■ Data for processing
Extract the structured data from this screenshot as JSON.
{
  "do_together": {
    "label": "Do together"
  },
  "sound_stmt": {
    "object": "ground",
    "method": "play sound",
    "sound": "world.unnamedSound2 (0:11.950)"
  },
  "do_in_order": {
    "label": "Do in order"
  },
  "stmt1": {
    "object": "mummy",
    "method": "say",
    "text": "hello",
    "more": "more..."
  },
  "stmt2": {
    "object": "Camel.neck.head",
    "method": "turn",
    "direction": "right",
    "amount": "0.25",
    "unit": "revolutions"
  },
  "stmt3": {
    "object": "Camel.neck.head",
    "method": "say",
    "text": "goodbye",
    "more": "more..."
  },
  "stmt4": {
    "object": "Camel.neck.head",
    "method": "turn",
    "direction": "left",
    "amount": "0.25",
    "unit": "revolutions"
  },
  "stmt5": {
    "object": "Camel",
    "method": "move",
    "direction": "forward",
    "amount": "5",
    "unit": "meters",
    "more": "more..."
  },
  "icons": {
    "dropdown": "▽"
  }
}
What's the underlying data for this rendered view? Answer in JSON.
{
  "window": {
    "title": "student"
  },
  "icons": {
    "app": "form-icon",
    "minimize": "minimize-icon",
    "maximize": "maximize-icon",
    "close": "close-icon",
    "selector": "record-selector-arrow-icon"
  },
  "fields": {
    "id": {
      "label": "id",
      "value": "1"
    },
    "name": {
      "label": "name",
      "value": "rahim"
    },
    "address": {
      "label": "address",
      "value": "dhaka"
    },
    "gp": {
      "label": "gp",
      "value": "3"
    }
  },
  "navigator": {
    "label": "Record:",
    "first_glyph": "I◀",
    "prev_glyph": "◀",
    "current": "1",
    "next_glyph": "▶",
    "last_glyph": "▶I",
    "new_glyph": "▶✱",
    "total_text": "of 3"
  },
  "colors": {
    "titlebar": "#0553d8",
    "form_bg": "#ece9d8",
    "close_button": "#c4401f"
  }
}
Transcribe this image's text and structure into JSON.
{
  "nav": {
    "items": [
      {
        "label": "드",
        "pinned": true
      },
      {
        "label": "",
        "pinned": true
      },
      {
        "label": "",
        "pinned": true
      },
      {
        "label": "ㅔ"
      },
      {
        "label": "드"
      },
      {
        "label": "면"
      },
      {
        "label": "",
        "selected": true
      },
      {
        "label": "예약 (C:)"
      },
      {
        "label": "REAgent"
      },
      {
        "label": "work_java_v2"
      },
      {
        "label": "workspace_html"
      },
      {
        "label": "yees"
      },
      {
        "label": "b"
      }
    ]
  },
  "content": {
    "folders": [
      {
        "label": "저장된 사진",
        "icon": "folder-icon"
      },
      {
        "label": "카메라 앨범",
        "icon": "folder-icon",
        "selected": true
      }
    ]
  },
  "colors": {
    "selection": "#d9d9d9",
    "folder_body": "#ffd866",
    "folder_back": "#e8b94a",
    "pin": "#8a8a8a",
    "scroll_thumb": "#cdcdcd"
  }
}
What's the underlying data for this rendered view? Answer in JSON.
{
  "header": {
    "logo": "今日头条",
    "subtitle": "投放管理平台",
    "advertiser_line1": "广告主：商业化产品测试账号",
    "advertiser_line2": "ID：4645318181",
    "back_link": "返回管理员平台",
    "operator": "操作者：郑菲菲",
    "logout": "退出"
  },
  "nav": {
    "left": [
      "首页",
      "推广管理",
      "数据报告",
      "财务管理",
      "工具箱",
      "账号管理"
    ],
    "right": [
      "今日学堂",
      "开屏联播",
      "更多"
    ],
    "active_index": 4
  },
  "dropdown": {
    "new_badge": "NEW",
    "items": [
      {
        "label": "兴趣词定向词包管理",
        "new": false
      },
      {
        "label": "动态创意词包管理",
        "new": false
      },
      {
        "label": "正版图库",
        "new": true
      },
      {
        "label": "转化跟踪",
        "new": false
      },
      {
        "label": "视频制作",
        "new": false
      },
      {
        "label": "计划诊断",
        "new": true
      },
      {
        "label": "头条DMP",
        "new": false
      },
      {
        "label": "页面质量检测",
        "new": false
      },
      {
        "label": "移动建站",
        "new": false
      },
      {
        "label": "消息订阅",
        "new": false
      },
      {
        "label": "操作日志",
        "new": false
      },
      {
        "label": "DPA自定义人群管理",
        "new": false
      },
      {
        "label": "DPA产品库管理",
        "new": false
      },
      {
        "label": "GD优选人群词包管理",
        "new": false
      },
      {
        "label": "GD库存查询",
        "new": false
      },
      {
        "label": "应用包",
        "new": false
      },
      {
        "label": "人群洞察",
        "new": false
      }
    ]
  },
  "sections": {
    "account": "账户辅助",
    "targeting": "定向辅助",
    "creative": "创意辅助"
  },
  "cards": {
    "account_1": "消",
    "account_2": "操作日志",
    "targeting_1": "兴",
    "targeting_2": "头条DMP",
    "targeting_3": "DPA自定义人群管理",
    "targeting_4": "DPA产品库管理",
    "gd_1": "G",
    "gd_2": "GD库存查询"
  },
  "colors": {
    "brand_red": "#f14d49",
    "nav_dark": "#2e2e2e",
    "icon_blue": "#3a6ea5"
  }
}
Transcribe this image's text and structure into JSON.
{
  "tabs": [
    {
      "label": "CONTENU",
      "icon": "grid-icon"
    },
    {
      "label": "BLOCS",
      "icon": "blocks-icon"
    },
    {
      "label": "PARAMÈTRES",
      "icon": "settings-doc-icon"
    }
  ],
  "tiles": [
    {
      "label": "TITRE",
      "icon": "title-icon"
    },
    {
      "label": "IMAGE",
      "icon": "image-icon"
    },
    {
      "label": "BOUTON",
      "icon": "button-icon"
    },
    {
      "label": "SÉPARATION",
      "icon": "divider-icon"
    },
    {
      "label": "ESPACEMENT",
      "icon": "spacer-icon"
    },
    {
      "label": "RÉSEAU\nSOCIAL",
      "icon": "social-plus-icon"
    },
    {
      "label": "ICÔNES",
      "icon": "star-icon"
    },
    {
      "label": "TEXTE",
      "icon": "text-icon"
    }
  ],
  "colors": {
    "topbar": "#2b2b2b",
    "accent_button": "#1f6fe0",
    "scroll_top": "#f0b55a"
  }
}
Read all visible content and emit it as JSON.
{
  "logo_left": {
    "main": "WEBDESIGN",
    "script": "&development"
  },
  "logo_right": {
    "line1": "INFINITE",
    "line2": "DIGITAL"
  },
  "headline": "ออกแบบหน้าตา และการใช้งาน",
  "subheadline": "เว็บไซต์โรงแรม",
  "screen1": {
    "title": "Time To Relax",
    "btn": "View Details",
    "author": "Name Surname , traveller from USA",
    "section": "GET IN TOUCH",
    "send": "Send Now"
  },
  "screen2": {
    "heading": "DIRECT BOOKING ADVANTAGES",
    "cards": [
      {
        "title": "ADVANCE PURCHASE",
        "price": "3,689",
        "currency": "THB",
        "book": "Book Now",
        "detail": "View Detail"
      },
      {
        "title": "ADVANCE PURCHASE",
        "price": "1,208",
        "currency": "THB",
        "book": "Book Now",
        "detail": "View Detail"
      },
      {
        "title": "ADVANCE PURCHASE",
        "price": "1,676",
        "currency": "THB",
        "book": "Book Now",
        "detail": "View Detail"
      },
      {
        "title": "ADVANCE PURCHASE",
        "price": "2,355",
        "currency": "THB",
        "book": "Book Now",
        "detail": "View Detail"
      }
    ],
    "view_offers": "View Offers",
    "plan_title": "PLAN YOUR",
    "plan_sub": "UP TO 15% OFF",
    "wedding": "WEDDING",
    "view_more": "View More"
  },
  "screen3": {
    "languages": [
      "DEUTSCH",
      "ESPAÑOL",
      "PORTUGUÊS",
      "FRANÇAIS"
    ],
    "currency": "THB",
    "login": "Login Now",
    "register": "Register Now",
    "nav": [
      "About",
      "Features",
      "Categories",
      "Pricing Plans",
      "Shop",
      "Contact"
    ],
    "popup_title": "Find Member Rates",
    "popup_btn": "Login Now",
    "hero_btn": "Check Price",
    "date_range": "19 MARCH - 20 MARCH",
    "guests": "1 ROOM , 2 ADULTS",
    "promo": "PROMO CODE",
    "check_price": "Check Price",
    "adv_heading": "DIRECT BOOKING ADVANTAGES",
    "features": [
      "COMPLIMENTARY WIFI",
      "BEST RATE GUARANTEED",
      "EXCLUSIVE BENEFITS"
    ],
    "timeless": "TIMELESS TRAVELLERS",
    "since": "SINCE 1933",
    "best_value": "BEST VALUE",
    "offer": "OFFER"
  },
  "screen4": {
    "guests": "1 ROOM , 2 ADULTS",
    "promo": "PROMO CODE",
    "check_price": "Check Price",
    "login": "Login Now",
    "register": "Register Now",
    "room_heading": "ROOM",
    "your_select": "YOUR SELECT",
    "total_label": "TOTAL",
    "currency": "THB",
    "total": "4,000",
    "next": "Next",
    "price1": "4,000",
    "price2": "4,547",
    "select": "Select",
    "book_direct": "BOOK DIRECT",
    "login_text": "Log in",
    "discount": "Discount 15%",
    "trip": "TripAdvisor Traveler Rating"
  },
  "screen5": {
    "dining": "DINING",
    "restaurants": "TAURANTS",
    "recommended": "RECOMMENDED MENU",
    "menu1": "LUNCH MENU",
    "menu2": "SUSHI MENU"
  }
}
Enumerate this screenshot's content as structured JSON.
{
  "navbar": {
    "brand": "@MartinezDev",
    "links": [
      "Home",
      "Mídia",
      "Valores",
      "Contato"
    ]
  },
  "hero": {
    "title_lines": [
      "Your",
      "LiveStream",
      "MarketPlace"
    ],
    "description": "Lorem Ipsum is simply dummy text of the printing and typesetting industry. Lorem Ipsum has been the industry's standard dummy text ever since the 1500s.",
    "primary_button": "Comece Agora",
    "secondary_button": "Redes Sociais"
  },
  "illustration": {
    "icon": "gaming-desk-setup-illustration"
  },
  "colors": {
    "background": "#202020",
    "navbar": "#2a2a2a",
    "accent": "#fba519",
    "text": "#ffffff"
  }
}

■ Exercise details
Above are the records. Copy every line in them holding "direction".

■ Task result
    "direction": "right",
    "direction": "left",
    "direction": "forward",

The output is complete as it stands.